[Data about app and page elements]
┌────────
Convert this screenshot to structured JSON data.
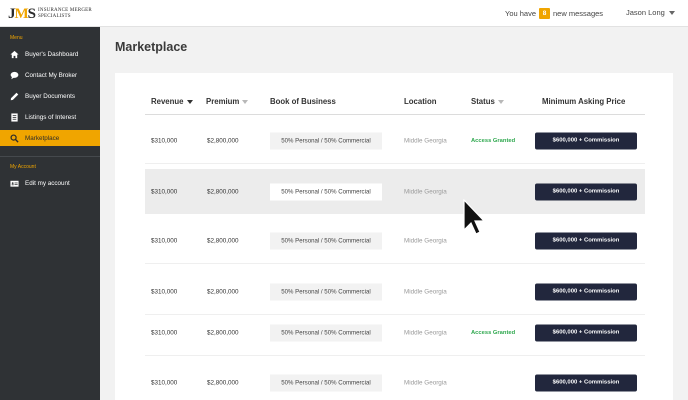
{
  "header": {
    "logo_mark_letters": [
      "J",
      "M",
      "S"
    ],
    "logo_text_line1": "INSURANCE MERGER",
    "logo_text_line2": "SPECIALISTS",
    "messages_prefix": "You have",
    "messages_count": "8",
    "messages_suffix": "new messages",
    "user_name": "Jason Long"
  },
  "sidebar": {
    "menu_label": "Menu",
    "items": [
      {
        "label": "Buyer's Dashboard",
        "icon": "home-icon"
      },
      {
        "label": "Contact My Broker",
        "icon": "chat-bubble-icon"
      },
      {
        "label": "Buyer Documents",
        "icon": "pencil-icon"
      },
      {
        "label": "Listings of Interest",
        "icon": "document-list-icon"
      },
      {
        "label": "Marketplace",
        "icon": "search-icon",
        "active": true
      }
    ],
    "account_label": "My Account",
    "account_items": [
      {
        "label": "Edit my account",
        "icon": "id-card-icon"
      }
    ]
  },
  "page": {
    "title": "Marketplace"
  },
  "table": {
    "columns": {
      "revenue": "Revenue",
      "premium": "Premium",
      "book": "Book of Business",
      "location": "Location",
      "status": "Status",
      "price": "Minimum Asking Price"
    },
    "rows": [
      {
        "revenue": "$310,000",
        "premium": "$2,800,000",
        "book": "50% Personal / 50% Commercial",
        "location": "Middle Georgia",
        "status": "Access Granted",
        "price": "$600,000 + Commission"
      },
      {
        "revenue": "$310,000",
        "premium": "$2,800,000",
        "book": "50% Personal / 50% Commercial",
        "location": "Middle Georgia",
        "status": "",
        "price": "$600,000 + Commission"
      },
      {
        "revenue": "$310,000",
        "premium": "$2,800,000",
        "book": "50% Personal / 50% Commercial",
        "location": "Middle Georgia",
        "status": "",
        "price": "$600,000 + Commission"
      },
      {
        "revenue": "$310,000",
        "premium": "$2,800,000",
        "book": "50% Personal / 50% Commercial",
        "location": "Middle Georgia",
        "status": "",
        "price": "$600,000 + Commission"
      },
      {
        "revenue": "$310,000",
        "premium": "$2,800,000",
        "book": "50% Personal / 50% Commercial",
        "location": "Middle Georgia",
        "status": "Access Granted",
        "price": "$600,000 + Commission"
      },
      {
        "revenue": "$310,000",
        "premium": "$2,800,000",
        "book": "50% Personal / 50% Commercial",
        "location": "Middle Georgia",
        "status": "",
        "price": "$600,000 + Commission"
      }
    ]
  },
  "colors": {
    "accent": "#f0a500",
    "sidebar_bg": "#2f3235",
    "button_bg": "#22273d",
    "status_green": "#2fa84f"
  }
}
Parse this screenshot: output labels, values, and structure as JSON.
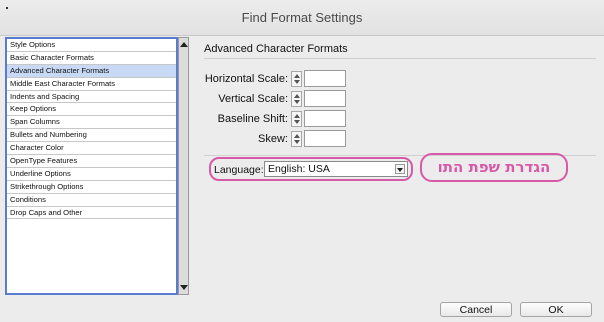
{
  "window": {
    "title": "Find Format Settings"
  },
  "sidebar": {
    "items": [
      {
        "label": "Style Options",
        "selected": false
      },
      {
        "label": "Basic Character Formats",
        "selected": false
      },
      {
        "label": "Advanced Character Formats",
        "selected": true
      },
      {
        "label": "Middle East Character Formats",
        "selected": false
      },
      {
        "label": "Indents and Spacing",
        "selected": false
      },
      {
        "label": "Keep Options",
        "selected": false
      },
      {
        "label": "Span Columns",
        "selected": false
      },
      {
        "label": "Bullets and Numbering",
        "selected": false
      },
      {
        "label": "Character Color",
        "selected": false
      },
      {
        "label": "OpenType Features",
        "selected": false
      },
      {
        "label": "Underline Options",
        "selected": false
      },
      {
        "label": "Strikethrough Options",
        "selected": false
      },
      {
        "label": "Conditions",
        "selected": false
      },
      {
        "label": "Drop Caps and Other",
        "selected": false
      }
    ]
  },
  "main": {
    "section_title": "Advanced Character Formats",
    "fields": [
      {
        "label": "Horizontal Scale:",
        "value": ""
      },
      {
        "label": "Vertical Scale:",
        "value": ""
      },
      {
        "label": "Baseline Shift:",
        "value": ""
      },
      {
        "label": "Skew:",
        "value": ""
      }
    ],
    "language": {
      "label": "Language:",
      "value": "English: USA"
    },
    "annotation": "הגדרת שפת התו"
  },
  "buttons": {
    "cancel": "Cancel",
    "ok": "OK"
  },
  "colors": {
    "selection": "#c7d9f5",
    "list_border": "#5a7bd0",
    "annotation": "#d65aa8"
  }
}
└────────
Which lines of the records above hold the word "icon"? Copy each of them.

        "icon": "home-icon"
        "icon": "chat-bubble-icon"
        "icon": "pencil-icon"
        "icon": "document-list-icon"
        "icon": "search-icon",
        "icon": "id-card-icon"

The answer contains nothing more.